13. The objection based on Section 6 therefore fails.
14. The next objection taken is under Section 5. It is said that the property being under attachment in the way that I have already described was not liable to be sold at all, because, first, it was under the management of the Court of Wards. On the evidence it appears to us perfectly clear, as it did to the Court below, that it was not under the management of the Court of Wards.
15. It is then said that it was not liable to be sold because it was held under attachment by the Revenue authorities by order of a judicial authority. But it is very clear that; what that section points to is not an attachment in the sense in which the term is used in the Code of Civil Procedure, but an attachment such as is provided for in the Criminal Procedure Code, which takes the property out of the possession of the ordinary owner and places it into the possession of the Collector. The distinction is pointed out by the Privy Council in the case of Bunwari Lall Sahu v. Mohabir Persad Singh 12 B.L.R. 297.
16. For these reasons we are unable to agree with the lower Court in the view which it took with regard to the effect in this case of Section 5 and of Section 6. We agree with the lower Court in all those points in which it decided against the contention of the plaintiffs.
17. The result is that in our judgment all the objections to the sale fail, that is to say, all the objections which a Court of law can give any effect to.
18. If, as suggested by the respondents' vakeel before us, this is a case of special hardship to the plaintiffs either from their being infants, or, for any other reason, the Court of law have not the power to interfere.

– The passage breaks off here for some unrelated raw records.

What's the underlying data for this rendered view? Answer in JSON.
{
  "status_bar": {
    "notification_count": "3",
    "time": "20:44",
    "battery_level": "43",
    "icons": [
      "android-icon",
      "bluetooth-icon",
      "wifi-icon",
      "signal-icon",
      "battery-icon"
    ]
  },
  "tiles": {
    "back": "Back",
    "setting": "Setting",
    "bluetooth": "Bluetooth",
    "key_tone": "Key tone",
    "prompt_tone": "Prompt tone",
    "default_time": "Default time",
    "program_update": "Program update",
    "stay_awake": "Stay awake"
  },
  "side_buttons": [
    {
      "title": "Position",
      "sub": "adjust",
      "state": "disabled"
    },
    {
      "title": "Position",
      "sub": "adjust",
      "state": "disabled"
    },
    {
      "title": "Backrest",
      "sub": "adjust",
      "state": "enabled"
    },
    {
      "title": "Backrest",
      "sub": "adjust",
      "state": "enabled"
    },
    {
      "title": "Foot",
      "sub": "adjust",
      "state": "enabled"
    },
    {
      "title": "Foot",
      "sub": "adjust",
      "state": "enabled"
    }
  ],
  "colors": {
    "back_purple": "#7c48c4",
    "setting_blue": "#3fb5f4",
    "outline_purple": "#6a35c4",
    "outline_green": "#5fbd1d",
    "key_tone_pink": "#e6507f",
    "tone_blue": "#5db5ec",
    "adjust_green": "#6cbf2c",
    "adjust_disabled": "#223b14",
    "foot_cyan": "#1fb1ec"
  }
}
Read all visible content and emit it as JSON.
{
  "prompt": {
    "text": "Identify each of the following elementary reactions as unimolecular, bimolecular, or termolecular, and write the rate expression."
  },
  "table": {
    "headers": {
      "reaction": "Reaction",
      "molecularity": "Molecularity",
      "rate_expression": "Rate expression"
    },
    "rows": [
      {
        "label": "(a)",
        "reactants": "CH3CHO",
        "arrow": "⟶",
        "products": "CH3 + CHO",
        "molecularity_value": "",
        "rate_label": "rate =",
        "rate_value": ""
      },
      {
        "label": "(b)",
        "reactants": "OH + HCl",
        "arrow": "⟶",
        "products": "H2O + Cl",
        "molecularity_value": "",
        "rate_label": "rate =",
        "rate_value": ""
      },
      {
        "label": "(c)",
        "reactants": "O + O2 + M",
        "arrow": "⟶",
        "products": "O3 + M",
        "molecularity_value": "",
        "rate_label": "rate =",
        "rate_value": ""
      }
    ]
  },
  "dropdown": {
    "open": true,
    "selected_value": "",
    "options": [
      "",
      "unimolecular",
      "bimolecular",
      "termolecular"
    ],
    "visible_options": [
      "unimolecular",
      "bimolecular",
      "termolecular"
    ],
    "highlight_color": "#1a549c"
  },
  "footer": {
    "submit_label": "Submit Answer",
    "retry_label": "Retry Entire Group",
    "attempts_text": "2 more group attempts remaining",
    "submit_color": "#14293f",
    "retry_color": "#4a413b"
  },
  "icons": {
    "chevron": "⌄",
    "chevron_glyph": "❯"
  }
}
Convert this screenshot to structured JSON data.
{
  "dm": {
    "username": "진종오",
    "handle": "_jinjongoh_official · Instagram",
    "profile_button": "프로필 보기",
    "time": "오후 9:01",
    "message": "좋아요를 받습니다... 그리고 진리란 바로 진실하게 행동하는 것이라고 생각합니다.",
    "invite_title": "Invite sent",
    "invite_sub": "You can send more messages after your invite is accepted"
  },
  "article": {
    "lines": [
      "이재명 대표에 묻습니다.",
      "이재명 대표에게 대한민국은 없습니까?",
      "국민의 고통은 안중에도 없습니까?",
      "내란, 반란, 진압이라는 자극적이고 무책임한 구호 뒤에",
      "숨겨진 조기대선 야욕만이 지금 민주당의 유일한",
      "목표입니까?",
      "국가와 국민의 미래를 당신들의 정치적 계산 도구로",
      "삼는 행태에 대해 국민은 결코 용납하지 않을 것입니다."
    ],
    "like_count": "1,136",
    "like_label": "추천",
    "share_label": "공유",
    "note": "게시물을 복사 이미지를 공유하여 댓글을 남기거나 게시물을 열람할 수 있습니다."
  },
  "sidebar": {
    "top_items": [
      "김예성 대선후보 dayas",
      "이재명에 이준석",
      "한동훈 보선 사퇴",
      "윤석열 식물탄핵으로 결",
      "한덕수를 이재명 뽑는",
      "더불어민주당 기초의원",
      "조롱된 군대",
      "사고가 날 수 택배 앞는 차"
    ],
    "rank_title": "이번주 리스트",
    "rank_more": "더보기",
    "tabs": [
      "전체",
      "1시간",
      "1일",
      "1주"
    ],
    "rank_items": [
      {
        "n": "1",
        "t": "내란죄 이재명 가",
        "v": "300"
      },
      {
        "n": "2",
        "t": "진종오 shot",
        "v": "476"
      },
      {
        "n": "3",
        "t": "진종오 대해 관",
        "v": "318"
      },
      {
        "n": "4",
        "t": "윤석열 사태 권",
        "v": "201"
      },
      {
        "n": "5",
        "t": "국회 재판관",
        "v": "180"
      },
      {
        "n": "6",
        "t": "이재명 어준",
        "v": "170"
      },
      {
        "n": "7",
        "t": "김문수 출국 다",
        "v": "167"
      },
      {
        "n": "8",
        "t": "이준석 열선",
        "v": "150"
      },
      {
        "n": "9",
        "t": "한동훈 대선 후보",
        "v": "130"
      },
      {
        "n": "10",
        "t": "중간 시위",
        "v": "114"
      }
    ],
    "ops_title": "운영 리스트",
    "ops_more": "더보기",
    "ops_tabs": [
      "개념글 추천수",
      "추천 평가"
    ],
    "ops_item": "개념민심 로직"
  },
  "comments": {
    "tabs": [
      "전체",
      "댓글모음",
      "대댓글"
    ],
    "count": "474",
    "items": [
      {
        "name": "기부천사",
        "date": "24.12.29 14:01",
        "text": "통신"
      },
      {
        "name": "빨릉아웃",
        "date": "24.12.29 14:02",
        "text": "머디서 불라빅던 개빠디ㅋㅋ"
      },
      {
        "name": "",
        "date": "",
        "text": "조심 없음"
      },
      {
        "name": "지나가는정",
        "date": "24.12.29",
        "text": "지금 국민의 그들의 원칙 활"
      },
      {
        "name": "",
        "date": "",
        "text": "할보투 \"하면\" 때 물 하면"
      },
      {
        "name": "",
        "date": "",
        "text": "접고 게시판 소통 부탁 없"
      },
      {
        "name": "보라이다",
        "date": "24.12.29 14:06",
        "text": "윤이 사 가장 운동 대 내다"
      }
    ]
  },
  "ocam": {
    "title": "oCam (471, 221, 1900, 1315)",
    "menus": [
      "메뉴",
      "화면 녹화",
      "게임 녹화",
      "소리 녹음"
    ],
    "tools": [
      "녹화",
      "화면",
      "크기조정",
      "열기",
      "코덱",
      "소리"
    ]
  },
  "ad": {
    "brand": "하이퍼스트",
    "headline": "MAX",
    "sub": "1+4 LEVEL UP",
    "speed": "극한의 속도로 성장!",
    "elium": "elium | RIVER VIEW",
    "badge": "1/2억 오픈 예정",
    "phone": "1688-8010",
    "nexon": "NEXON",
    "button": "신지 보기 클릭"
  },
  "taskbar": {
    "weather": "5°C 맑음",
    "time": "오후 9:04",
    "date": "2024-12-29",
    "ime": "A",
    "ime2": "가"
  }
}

If there be any power for such a contention, it is a matter for the consideration of the local Government.
19. The decision of the lower Court must be set aside, and the suit dismissed with costs in both Courts.
20. This judgment will govern the other two cases, namely, the appeals from Original Decrees Nos. 359 and 360 of 1885.